There was a wedding at Cana in Galilee. The mother of Jesus was there, and Jesus and his disciples had also been invited. When they ran out of wine, since the wine provided for the wedding was all finished, the mother of Jesus said to him, ‘They have no wine’. Jesus said ‘Woman, why turn to me? My hour has not come yet.’ His mother said to the servants, ‘Do whatever he tells you.’ There were six stone water jars standing there, meant for the ablutions that are customary among the Jews: each could hold twenty or thirty gallons. Jesus said to the servants, ‘Fill the jars with water’, and they filled them to the brim. ‘Draw some out now’ he told them ‘and take it to the steward.’ They did this; the steward tasted the water, and it had turned into wine. Having no idea where it came from – only the servants who had drawn the water knew – the steward called the bridegroom and said; ‘People generally serve the best wine first, and keep the cheaper sort till the guests have had plenty to drink; but you have kept the best wine till now’.
This was the first of the signs given by Jesus: it was given at Cana in Galilee. He let his glory be seen, and his disciples believed in him.
In the letter announcing this Sunday as Sunday for migrants and refugees, Pope Francis recall that “welcoming the stranger” is a corporal work of mercy. In this year of mercy our response to the huge suffering of people who leave home not because they want to but because they have to. We think of those who have come to our own country, and those of our families who have found they have to leave home.
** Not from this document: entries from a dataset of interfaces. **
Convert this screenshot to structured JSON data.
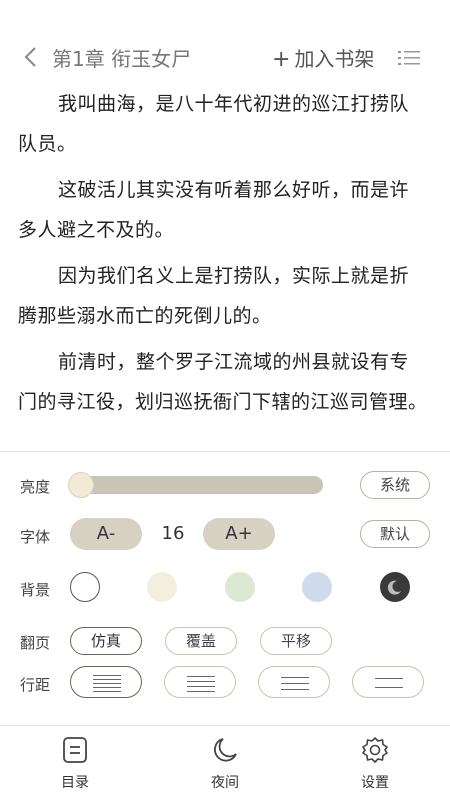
{
  "header": {
    "title": "第1章 衔玉女尸",
    "add_shelf_plus": "+",
    "add_shelf_label": "加入书架",
    "icons": {
      "back": "chevron-left-icon",
      "toc": "list-icon"
    }
  },
  "content": {
    "paragraphs": [
      "我叫曲海，是八十年代初进的巡江打捞队队员。",
      "这破活儿其实没有听着那么好听，而是许多人避之不及的。",
      "因为我们名义上是打捞队，实际上就是折腾那些溺水而亡的死倒儿的。",
      "前清时，整个罗子江流域的州县就设有专门的寻江役，划归巡抚衙门下辖的江巡司管理。"
    ]
  },
  "settings": {
    "brightness": {
      "label": "亮度",
      "level_fraction": 0.0,
      "system_label": "系统"
    },
    "font": {
      "label": "字体",
      "decrease": "A-",
      "size": "16",
      "increase": "A+",
      "default_label": "默认"
    },
    "background": {
      "label": "背景",
      "options": [
        "#ffffff",
        "#f3efde",
        "#dbe8d3",
        "#cfdbea",
        "#3a3a3a"
      ],
      "selected_index": 0
    },
    "page_turn": {
      "label": "翻页",
      "options": [
        "仿真",
        "覆盖",
        "平移"
      ],
      "selected_index": 0
    },
    "line_spacing": {
      "label": "行距",
      "options_count_lines": [
        5,
        4,
        3,
        2
      ],
      "selected_index": 0
    }
  },
  "bottom_nav": {
    "items": [
      {
        "label": "目录",
        "icon": "catalog-icon"
      },
      {
        "label": "夜间",
        "icon": "moon-icon"
      },
      {
        "label": "设置",
        "icon": "gear-icon"
      }
    ]
  },
  "colors": {
    "accent": "#d6d1c2",
    "slider_track": "#c8c4b6",
    "text": "#222222"
  }
}
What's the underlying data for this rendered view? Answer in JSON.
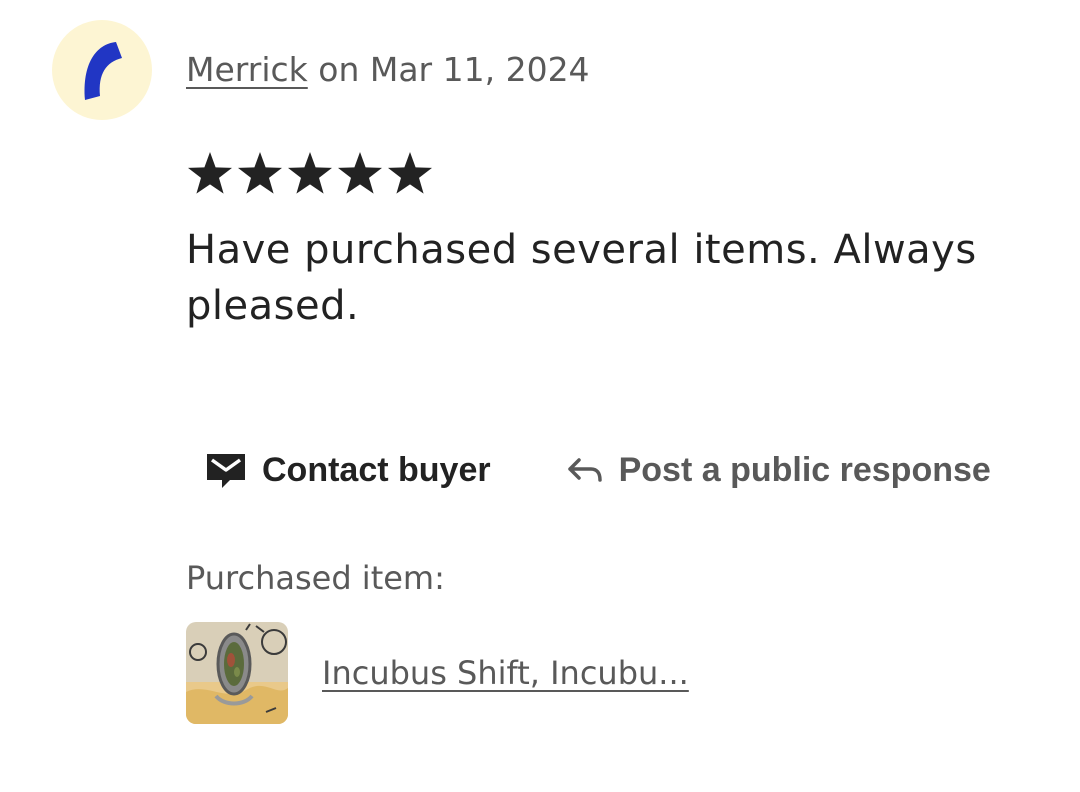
{
  "review": {
    "author": "Merrick",
    "date_text": " on Mar 11, 2024",
    "rating": 5,
    "rating_max": 5,
    "text": "Have purchased several items. Always pleased."
  },
  "actions": {
    "contact_label": "Contact buyer",
    "respond_label": "Post a public response"
  },
  "purchased": {
    "label": "Purchased item:",
    "item_title": "Incubus Shift, Incubu..."
  },
  "icons": {
    "avatar": "avatar-crescent-icon",
    "star": "star-icon",
    "contact": "message-icon",
    "respond": "reply-arrow-icon"
  },
  "colors": {
    "avatar_bg": "#fdf5d3",
    "avatar_mark": "#2136c4",
    "text_primary": "#222222",
    "text_secondary": "#595959"
  }
}
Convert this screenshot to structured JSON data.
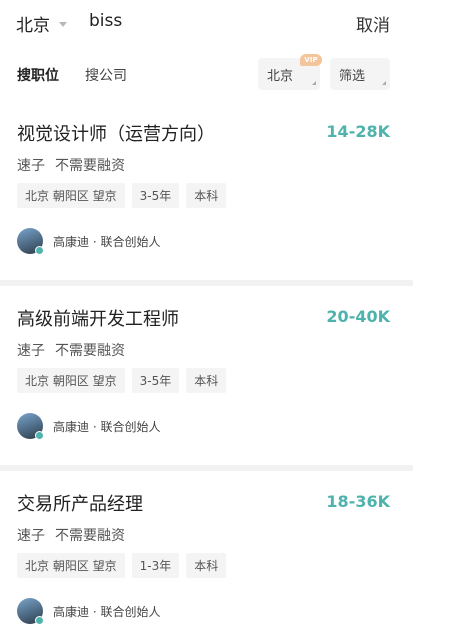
{
  "search": {
    "city": "北京",
    "query": "biss",
    "cancel_label": "取消"
  },
  "filters": {
    "tab_jobs": "搜职位",
    "tab_companies": "搜公司",
    "city_chip": "北京",
    "vip_badge": "VIP",
    "filter_chip": "筛选"
  },
  "jobs": [
    {
      "title": "视觉设计师（运营方向）",
      "salary": "14-28K",
      "company": "速子",
      "funding": "不需要融资",
      "tags": [
        "北京 朝阳区 望京",
        "3-5年",
        "本科"
      ],
      "recruiter": "高康迪 · 联合创始人"
    },
    {
      "title": "高级前端开发工程师",
      "salary": "20-40K",
      "company": "速子",
      "funding": "不需要融资",
      "tags": [
        "北京 朝阳区 望京",
        "3-5年",
        "本科"
      ],
      "recruiter": "高康迪 · 联合创始人"
    },
    {
      "title": "交易所产品经理",
      "salary": "18-36K",
      "company": "速子",
      "funding": "不需要融资",
      "tags": [
        "北京 朝阳区 望京",
        "1-3年",
        "本科"
      ],
      "recruiter": "高康迪 · 联合创始人"
    }
  ]
}
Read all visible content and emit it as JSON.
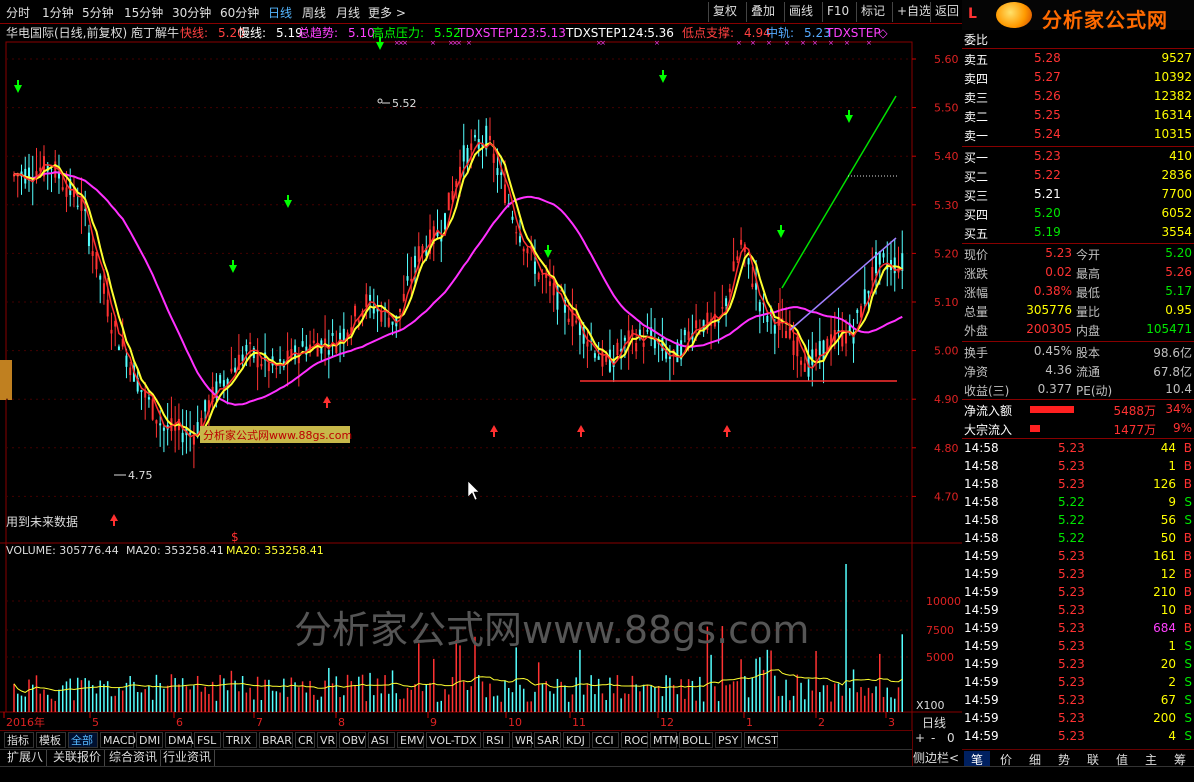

It is God himself who says that we are to welcome the stranger because ‘you ourselves were once strangers’. Refugees and asylum-seekers are our brothers and sisters. The provisions we offer should be food, shelter, not a centre for keeping them apart for years.
“Migrants and refugees challenge us. The response of the Gospel of mercy.’ writes the Pope. Remembering our own families who left us in very bad times will open our hearts to those like them who are among us.
The Pope continues: Let us open our eyes and see the misery of the world, the wounds of our brothers and sisters who are denied their dignity, and let us recognise that we are compelled to heed their cry for help’. Many of them left home brutalised and tortured and know that this is what awaits them if they have to return home. Pope Francis has been known for his consistent love for those who have had to leave home, as his own family experienced. This is one of Jesus’ loudest cries today – can we allow ourselves hear it?
Lord, help me hear the cry of the poor, the child, the asylum seeker and refugee. It is your cry.
Donal Neary SJ
Fr Donal Neary SJ is editor of the Sacred Heart Messenger